Website and app data records
· · · · · · ·
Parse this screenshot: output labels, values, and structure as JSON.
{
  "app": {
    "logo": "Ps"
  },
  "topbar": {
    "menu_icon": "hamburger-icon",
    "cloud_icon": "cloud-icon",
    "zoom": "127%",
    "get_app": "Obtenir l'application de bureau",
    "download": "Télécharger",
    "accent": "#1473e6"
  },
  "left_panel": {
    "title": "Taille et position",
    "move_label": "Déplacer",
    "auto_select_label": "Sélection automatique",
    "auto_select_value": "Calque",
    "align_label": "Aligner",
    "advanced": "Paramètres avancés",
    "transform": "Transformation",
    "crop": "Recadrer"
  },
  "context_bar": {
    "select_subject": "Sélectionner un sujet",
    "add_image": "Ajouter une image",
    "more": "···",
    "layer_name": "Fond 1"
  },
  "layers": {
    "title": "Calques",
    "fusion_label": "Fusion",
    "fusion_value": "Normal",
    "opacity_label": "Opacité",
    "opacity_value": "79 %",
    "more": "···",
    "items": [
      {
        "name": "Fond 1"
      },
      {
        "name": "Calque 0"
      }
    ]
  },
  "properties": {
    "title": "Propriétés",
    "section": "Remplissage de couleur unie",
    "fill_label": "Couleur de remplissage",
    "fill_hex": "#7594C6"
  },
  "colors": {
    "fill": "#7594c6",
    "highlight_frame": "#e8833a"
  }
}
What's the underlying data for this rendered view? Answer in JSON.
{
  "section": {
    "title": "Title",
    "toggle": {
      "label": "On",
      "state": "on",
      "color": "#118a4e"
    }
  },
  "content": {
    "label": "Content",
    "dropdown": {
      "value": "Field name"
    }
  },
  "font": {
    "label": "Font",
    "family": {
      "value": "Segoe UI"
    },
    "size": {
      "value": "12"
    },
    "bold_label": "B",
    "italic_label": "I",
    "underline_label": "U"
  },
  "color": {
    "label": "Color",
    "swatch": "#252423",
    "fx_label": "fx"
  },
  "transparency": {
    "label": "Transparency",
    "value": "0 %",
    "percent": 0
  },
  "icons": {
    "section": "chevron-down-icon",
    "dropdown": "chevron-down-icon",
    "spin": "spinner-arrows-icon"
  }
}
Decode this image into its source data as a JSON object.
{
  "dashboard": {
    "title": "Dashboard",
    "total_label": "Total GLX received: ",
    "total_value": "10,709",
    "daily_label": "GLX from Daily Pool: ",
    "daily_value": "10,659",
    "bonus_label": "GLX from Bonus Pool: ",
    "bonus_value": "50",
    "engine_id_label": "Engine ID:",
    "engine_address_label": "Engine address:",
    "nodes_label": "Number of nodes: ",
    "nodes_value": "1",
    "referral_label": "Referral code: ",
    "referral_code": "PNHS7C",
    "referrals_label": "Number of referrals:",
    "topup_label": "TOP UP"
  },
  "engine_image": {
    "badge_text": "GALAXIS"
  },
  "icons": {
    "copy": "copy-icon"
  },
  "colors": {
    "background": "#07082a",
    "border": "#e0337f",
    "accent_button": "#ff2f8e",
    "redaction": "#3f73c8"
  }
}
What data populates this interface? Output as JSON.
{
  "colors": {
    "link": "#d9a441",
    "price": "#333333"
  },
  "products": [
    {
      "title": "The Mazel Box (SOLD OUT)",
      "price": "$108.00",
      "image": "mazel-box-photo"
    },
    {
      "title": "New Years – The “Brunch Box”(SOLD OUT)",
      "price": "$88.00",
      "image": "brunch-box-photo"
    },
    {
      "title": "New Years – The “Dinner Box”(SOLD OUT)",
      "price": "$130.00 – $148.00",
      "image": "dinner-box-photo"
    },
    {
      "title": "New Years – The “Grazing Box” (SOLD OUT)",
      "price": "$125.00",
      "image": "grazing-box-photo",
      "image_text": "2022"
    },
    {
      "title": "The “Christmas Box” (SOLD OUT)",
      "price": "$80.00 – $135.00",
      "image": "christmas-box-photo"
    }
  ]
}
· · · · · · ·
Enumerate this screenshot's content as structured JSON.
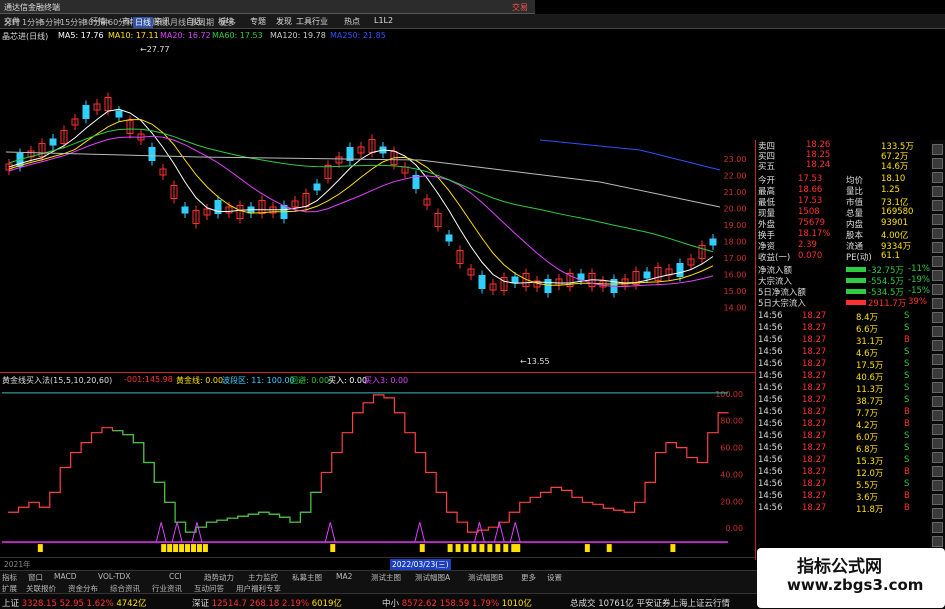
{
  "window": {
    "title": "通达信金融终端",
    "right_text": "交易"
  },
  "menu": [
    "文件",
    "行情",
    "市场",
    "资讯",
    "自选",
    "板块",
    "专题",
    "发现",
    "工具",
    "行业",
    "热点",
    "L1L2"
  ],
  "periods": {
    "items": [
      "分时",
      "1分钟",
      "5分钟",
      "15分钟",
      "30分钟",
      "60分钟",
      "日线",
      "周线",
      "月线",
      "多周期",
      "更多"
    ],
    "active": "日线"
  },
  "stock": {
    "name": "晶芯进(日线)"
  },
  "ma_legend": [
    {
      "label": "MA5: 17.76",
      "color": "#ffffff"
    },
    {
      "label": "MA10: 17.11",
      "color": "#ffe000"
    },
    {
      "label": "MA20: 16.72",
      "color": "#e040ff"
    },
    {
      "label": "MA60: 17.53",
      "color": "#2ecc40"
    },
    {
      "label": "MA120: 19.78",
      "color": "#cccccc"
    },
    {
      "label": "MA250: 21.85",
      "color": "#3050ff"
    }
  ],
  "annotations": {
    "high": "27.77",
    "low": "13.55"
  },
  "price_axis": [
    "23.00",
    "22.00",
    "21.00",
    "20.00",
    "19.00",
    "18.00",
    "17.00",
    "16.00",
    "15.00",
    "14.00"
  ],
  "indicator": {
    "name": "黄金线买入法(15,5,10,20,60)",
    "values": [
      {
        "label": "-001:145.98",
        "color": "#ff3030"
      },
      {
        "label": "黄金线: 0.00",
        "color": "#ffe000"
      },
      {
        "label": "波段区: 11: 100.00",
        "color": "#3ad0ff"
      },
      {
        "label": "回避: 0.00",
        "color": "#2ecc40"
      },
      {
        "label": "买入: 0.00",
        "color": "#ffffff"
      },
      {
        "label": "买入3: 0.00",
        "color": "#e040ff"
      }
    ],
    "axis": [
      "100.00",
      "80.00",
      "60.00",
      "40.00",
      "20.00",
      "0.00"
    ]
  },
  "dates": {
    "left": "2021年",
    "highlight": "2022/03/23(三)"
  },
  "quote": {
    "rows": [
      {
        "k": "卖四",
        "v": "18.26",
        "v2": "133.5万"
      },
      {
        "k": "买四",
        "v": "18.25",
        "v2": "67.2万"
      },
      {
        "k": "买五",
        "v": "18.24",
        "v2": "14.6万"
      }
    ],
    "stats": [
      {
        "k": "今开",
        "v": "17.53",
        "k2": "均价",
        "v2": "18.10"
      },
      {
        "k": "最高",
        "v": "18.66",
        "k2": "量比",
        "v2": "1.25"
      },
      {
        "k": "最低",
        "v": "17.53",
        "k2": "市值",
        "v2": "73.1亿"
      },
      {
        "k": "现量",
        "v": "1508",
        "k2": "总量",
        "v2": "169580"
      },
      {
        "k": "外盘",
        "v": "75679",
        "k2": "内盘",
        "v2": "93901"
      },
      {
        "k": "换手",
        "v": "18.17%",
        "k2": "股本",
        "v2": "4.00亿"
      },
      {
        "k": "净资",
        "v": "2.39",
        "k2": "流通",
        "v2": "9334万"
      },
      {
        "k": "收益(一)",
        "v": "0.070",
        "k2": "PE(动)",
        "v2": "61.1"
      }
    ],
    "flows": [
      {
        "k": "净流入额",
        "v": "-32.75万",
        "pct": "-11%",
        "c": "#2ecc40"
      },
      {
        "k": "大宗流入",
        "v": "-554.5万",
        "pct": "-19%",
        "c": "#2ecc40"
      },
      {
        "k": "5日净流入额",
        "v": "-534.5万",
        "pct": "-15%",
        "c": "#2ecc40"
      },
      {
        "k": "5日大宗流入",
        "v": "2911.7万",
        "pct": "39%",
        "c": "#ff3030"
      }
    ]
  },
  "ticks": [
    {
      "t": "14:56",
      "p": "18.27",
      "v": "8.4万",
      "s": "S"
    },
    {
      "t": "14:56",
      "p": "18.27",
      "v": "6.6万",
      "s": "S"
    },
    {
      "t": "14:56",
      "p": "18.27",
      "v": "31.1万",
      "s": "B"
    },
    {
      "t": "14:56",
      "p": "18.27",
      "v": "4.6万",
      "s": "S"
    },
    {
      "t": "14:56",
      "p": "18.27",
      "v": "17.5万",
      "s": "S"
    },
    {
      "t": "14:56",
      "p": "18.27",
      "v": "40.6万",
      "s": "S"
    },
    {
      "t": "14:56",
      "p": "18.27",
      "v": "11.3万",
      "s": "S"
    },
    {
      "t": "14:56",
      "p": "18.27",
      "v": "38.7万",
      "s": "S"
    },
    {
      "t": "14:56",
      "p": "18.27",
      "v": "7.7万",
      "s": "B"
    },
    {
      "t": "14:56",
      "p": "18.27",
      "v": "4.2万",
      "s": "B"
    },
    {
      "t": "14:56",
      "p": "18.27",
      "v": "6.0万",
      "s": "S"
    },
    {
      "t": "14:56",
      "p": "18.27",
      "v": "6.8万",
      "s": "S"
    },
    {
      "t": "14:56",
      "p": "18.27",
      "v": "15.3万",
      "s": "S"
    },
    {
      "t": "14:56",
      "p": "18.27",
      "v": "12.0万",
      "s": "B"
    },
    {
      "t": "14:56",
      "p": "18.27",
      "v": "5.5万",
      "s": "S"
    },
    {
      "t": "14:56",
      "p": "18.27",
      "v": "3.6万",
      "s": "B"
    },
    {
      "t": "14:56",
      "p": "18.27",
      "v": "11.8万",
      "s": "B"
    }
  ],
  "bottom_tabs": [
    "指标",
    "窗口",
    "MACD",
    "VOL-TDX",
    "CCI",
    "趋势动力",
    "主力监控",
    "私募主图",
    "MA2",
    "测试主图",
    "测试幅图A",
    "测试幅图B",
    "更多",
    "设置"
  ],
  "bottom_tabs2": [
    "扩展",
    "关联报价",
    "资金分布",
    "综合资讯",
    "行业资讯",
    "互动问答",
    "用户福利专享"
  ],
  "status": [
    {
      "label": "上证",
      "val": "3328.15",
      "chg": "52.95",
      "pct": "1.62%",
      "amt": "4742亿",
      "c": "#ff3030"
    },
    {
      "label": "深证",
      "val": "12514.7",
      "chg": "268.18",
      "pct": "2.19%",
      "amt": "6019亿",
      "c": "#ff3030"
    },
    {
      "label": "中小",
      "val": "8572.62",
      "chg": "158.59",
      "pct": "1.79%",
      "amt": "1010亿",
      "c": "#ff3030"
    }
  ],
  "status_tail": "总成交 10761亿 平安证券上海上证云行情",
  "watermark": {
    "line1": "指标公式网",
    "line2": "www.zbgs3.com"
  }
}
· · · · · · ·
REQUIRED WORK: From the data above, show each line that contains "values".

OUTPUT OF THE EXERCISE:
Parse this screenshot: output labels, values, and structure as JSON.
    "values": [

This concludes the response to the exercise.